As an example, Stiegman showed clips of a report chronicling the obstacles faced by an Alaskan town starting their first high school football team.

"This video was very popular because it told an amazing story of triumph," he said.

The video, which was conceived and executed by ESPN's web team, eventually aired on the ESPN network.

Though there is a market for stories about international affairs and national politics, more and more papers are relying on local angles to drive their news sections.

"We have to remember that the rest of the world lives in their backyards where dogs can swallow turtles and then gag them up," said Rusty Coats of, referring to a story about a turtle-swallowing dog that became a number one hit for The Tampa Tribune's online edition.

[Times photo: Chris Zuppa]
Pepper the turtle on the mend after sometime friend Bella decided to find out what turtles taste like.

Coats also gave a list of local subjects that could make good online filler. The list included community events, interactive weather updates and research on historical landmarks.

And of course, one rule that may make a lot of corporate big-wigs smile...

Michael Daecher seemed proud when he commented that his Web site,, was one of the first to feature videos on the actual online page instead of on separate pop-up pages.

However, he didn't seem as proud when he recounted the odyssey the site had to take to perfect their video format.

"We made the mistake of creating sleek, high-quality videos when we first started," Daecher said during the "Video Killed the Text Star" conference. "It looked nice, but we couldn't afford it."

His team eventually began using cheap editing software and even started to allow user-submitted clips.

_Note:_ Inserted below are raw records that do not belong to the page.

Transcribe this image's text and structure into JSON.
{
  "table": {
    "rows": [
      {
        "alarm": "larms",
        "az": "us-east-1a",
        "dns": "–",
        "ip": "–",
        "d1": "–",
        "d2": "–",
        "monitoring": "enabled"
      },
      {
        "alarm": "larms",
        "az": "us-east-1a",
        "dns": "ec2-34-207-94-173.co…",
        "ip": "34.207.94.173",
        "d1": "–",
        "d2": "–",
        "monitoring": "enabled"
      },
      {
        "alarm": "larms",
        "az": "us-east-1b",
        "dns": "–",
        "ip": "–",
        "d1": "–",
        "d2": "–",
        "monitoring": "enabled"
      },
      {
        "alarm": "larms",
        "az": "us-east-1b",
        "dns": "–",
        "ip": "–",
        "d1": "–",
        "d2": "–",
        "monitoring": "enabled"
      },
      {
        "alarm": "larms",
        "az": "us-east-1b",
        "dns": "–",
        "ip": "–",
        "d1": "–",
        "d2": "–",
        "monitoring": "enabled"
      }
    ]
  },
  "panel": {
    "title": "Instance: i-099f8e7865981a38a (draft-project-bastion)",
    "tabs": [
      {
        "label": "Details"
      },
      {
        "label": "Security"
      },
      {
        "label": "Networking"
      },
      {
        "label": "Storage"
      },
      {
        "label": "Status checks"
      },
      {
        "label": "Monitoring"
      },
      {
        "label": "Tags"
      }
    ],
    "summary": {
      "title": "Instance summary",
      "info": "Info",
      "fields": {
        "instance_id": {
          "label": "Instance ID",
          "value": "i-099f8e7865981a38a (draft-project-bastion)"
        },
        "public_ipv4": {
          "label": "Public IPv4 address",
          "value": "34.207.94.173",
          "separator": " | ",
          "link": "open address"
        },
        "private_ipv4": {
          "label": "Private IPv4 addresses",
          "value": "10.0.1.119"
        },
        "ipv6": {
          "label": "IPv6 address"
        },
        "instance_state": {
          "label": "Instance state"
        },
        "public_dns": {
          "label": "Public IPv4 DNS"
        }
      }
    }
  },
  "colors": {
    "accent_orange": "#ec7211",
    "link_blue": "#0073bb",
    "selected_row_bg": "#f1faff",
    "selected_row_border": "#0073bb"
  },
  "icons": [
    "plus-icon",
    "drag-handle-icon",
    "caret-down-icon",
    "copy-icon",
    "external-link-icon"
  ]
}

"The production may suffer, but we're getting videos you don't see anywhere else," Daecher said. "The reader doesn't care how sleek the video is as long as it gets a message across. If we focus on that, we'll be fine."